▶

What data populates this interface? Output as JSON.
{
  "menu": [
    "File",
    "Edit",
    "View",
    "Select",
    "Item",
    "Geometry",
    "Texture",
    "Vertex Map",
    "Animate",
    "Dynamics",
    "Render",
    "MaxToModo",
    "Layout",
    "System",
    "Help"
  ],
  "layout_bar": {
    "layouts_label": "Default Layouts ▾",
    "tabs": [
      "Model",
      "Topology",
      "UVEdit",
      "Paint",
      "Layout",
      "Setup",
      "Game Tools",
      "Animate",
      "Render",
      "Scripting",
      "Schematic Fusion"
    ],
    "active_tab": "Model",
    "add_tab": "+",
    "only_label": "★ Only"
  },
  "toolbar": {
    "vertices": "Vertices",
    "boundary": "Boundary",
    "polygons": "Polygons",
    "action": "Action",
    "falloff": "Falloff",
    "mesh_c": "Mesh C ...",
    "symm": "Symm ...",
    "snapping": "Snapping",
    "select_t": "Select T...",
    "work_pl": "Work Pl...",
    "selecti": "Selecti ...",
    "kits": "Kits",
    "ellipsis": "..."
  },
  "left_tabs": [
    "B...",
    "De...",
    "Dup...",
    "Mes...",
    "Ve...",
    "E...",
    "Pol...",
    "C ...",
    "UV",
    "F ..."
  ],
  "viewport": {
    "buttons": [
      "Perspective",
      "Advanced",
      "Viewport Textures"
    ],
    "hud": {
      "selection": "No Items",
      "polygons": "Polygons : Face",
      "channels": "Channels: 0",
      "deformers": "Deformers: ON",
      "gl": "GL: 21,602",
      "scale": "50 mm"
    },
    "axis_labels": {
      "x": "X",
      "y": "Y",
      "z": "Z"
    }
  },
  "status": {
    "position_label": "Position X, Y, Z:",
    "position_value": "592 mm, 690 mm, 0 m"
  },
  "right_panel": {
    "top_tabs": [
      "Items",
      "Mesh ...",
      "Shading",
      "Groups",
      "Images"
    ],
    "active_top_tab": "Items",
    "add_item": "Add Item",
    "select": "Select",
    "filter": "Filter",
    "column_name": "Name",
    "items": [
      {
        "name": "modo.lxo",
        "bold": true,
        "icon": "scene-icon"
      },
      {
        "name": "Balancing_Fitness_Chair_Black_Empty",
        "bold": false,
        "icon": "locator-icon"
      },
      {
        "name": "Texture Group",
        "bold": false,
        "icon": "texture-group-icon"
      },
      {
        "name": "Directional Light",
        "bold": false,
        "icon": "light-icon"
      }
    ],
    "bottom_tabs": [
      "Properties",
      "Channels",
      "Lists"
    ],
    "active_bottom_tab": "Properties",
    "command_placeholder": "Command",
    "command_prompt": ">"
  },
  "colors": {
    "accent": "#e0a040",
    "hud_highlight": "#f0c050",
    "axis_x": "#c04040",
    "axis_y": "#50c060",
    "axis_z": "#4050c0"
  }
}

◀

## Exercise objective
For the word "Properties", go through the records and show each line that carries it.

## Written answer
      "Properties",
    "active_bottom_tab": "Properties",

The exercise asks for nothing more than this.